%%

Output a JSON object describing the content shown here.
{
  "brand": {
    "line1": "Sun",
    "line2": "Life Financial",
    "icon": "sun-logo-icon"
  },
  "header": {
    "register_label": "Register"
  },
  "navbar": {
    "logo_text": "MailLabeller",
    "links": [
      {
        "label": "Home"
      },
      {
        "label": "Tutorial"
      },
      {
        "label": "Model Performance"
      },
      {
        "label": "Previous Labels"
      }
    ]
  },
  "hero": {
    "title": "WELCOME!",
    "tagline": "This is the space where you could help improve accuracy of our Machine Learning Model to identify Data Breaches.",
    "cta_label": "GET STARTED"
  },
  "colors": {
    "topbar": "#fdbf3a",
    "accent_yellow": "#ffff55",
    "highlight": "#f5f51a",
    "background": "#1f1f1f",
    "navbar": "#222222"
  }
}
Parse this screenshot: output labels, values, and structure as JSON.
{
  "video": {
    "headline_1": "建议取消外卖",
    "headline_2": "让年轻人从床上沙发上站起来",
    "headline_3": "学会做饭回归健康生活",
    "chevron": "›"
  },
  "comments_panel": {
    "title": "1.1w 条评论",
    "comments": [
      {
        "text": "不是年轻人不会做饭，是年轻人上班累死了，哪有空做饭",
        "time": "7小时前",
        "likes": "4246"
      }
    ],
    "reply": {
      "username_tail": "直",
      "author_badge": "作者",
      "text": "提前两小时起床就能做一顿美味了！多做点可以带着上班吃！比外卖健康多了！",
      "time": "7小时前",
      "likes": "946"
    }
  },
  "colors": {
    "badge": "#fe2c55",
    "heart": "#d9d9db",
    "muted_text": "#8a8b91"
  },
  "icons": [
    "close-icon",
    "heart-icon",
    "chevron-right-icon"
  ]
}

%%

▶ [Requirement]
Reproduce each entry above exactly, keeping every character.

▶ [Answer area]
Output a JSON object describing the content shown here.
{
  "brand": {
    "line1": "Sun",
    "line2": "Life Financial",
    "icon": "sun-logo-icon"
  },
  "header": {
    "register_label": "Register"
  },
  "navbar": {
    "logo_text": "MailLabeller",
    "links": [
      {
        "label": "Home"
      },
      {
        "label": "Tutorial"
      },
      {
        "label": "Model Performance"
      },
      {
        "label": "Previous Labels"
      }
    ]
  },
  "hero": {
    "title": "WELCOME!",
    "tagline": "This is the space where you could help improve accuracy of our Machine Learning Model to identify Data Breaches.",
    "cta_label": "GET STARTED"
  },
  "colors": {
    "topbar": "#fdbf3a",
    "accent_yellow": "#ffff55",
    "highlight": "#f5f51a",
    "background": "#1f1f1f",
    "navbar": "#222222"
  }
}
Parse this screenshot: output labels, values, and structure as JSON.
{
  "video": {
    "headline_1": "建议取消外卖",
    "headline_2": "让年轻人从床上沙发上站起来",
    "headline_3": "学会做饭回归健康生活",
    "chevron": "›"
  },
  "comments_panel": {
    "title": "1.1w 条评论",
    "comments": [
      {
        "text": "不是年轻人不会做饭，是年轻人上班累死了，哪有空做饭",
        "time": "7小时前",
        "likes": "4246"
      }
    ],
    "reply": {
      "username_tail": "直",
      "author_badge": "作者",
      "text": "提前两小时起床就能做一顿美味了！多做点可以带着上班吃！比外卖健康多了！",
      "time": "7小时前",
      "likes": "946"
    }
  },
  "colors": {
    "badge": "#fe2c55",
    "heart": "#d9d9db",
    "muted_text": "#8a8b91"
  },
  "icons": [
    "close-icon",
    "heart-icon",
    "chevron-right-icon"
  ]
}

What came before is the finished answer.